* The records

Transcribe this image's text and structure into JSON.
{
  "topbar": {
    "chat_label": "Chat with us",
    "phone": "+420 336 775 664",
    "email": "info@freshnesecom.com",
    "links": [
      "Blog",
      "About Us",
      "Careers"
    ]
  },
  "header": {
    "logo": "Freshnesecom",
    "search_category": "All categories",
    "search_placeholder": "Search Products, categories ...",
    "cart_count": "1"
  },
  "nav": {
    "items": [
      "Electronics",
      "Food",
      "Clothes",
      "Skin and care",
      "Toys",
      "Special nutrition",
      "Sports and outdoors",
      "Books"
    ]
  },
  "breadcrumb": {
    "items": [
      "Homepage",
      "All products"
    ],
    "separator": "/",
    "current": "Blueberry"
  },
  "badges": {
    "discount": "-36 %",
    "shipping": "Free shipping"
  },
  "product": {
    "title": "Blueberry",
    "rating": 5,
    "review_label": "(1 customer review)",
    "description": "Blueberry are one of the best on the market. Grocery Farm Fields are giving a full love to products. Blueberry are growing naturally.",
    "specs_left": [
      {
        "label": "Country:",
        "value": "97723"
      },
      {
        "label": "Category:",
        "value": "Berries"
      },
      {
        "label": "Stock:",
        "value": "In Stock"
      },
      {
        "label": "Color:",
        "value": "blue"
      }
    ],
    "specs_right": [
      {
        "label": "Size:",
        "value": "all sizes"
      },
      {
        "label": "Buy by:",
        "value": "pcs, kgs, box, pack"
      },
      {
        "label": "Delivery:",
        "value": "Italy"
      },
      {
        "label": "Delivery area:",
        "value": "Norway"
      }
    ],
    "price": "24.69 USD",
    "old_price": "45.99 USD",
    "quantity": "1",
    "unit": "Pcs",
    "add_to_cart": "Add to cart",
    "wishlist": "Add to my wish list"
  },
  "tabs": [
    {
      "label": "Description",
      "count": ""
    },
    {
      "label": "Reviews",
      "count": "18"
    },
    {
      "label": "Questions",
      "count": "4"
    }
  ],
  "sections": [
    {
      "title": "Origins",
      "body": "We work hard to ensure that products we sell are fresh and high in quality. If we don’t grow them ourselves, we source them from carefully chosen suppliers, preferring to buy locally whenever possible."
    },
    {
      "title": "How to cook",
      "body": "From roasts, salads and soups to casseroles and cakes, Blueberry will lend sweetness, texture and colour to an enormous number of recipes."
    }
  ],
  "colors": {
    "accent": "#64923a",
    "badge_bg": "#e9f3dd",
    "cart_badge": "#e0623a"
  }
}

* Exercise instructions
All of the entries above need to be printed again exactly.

* Solution
Transcribe this image's text and structure into JSON.
{
  "topbar": {
    "chat_label": "Chat with us",
    "phone": "+420 336 775 664",
    "email": "info@freshnesecom.com",
    "links": [
      "Blog",
      "About Us",
      "Careers"
    ]
  },
  "header": {
    "logo": "Freshnesecom",
    "search_category": "All categories",
    "search_placeholder": "Search Products, categories ...",
    "cart_count": "1"
  },
  "nav": {
    "items": [
      "Electronics",
      "Food",
      "Clothes",
      "Skin and care",
      "Toys",
      "Special nutrition",
      "Sports and outdoors",
      "Books"
    ]
  },
  "breadcrumb": {
    "items": [
      "Homepage",
      "All products"
    ],
    "separator": "/",
    "current": "Blueberry"
  },
  "badges": {
    "discount": "-36 %",
    "shipping": "Free shipping"
  },
  "product": {
    "title": "Blueberry",
    "rating": 5,
    "review_label": "(1 customer review)",
    "description": "Blueberry are one of the best on the market. Grocery Farm Fields are giving a full love to products. Blueberry are growing naturally.",
    "specs_left": [
      {
        "label": "Country:",
        "value": "97723"
      },
      {
        "label": "Category:",
        "value": "Berries"
      },
      {
        "label": "Stock:",
        "value": "In Stock"
      },
      {
        "label": "Color:",
        "value": "blue"
      }
    ],
    "specs_right": [
      {
        "label": "Size:",
        "value": "all sizes"
      },
      {
        "label": "Buy by:",
        "value": "pcs, kgs, box, pack"
      },
      {
        "label": "Delivery:",
        "value": "Italy"
      },
      {
        "label": "Delivery area:",
        "value": "Norway"
      }
    ],
    "price": "24.69 USD",
    "old_price": "45.99 USD",
    "quantity": "1",
    "unit": "Pcs",
    "add_to_cart": "Add to cart",
    "wishlist": "Add to my wish list"
  },
  "tabs": [
    {
      "label": "Description",
      "count": ""
    },
    {
      "label": "Reviews",
      "count": "18"
    },
    {
      "label": "Questions",
      "count": "4"
    }
  ],
  "sections": [
    {
      "title": "Origins",
      "body": "We work hard to ensure that products we sell are fresh and high in quality. If we don’t grow them ourselves, we source them from carefully chosen suppliers, preferring to buy locally whenever possible."
    },
    {
      "title": "How to cook",
      "body": "From roasts, salads and soups to casseroles and cakes, Blueberry will lend sweetness, texture and colour to an enormous number of recipes."
    }
  ],
  "colors": {
    "accent": "#64923a",
    "badge_bg": "#e9f3dd",
    "cart_badge": "#e0623a"
  }
}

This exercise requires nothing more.